A Rangiora firm has been hit hard by the new workplace safety legislation, with a fine, reparations and costs totalling almost $180,000 imposed for a woman employee’s fall.
Rangiora Carpets Limited is one of the first companies to be sentenced under the new legislation, after a guilty plea in July to a charge of failing to ensure the health and safety of staff by exposing them to the risk of serious injury through a fall from height.
Under the new Act, the maximum fine for a company is $1.5 million, three times the level under the previous legislation, which came into force in 1992.
Worksafe New Zealand said the starting point in assessing the fine should be $560,000 while the company’s lawyer said it should be $300,000.
Defence counsel Tim Mackenzie said a small business facing such a fine would wonder about its future and might simply be liquidated. That could mean the victims of workplace accidents would not receive their payments.

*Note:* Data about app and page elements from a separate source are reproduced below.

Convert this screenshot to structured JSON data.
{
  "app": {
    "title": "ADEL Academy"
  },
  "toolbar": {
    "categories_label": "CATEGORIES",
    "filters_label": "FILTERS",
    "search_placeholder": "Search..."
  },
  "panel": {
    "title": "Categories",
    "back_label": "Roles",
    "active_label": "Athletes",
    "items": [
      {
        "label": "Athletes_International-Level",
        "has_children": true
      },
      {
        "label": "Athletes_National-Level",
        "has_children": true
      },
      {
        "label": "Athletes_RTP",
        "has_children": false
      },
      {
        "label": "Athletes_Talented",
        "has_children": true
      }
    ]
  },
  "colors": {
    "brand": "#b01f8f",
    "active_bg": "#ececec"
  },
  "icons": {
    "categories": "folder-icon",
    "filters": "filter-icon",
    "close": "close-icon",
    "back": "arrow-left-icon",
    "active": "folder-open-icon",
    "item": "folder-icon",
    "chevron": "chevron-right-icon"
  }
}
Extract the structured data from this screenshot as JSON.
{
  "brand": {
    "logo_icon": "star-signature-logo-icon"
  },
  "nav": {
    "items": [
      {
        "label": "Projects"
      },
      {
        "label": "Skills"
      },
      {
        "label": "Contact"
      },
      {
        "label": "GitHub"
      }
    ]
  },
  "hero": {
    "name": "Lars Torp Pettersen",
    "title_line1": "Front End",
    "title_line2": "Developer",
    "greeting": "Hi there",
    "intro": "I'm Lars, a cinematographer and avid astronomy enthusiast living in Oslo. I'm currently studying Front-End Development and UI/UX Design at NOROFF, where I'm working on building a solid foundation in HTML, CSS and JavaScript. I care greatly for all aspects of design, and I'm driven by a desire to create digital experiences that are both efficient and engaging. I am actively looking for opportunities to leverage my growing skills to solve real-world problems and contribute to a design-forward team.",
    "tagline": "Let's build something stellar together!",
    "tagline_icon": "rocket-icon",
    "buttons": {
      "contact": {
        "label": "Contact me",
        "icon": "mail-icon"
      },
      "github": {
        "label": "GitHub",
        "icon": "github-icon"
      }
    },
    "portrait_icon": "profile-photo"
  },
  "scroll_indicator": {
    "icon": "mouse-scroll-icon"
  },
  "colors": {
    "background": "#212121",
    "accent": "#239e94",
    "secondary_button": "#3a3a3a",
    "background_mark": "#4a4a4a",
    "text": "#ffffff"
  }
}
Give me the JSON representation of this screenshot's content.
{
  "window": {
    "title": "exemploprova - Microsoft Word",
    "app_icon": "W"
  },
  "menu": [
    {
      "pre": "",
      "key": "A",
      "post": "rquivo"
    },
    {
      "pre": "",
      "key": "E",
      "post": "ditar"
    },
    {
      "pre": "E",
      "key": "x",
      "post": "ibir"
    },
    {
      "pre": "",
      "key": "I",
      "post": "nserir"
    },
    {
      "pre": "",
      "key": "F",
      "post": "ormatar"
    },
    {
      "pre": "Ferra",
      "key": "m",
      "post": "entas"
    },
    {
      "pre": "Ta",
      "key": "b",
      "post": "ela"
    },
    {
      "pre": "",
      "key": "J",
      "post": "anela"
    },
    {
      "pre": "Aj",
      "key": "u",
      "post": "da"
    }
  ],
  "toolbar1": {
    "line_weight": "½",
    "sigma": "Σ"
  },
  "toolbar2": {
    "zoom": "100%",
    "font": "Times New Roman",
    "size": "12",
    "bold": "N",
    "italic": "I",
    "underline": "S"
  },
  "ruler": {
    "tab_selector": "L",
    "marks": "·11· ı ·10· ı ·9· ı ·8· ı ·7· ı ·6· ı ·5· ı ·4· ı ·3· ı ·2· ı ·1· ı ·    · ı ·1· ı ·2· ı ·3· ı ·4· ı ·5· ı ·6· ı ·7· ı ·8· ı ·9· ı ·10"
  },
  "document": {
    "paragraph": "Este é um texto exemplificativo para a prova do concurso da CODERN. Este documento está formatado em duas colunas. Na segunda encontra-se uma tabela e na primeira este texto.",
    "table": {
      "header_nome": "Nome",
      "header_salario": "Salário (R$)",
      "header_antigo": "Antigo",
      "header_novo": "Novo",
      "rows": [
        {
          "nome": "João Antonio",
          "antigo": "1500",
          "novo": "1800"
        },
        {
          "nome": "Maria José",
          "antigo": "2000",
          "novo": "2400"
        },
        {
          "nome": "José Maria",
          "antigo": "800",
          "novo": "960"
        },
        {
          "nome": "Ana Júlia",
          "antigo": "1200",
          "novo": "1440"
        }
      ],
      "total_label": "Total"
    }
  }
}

A Rangiora Carpets Limited employee overbalanced while pushing a box of files in a storage area on a mezzanine floor on June 2, 2016, and fell onto a false ceiling suspended alongside the floor. The ceiling broke and she fell through it, 2.5m to the floor.
She received a broken right arm, broken right shoulder, broken right collarbone, fractures to the left side of her pelvis, and a laceration to her head.
The new Health and Safety at Work Act was passed by Parliament in 2015. The Act was passed as a result of the royal commission into the Pike River mine explosion deaths on the West Coast.
Worksafe argued that a $70,000 fine that would have applied under the old Act, should increase eight times to $560,000 under the new legislation.
The Worksafe NZ prosecutor, Emma Jeffs, said the workplace hazard could easily have been dealt with by the company in the eight or nine years that the mezzanine floor had been in use. The floor did not have a building consent.
Since the fall, the company had prevented access to the mezzanine floor by putting a lock on the door, and it had installed a balustrade.
She said the company was a profitable family business, and she detailed dividends the company had paid. There was no evidence that showed the company did not have a capacity to pay an appropriate fine.
Mr Mackenzie said Pike River had involved 29 deaths at the workplace of a large business. Having a small business faced with such large fines was not what was intended by the legislation and Worksafe’s approach had been “overly strict and literal in its application”.
He told the court the company was a first offender, which had co-operated with the investigation.
Judge Tom Gilbert said the victim had now largely recovered from her injuries though she still had some residual symptoms.
He accepted the defence submission that because of the huge increase in maximum penalties, a new approach was warranted in assessing the defendant’s culpability and relating this to the fine to be imposed.
Fines should “bite” but they should not be so great that they would force any company to close its doors. Communities depended on small businesses and 16 families in Rangiora relied on this business for their livelihood.
He accepted the starting point of $300,000 before reductions for the guilty plea, co-operation and other factors. He then set the fine at $157,500, with $50,000 to be paid within 28 days and the rest to be paid at a suggested rate of $1000 a week. He ordered a $20,000 emotional harm and reparation payment to the victim, and costs of $1228 to Worksafe NZ.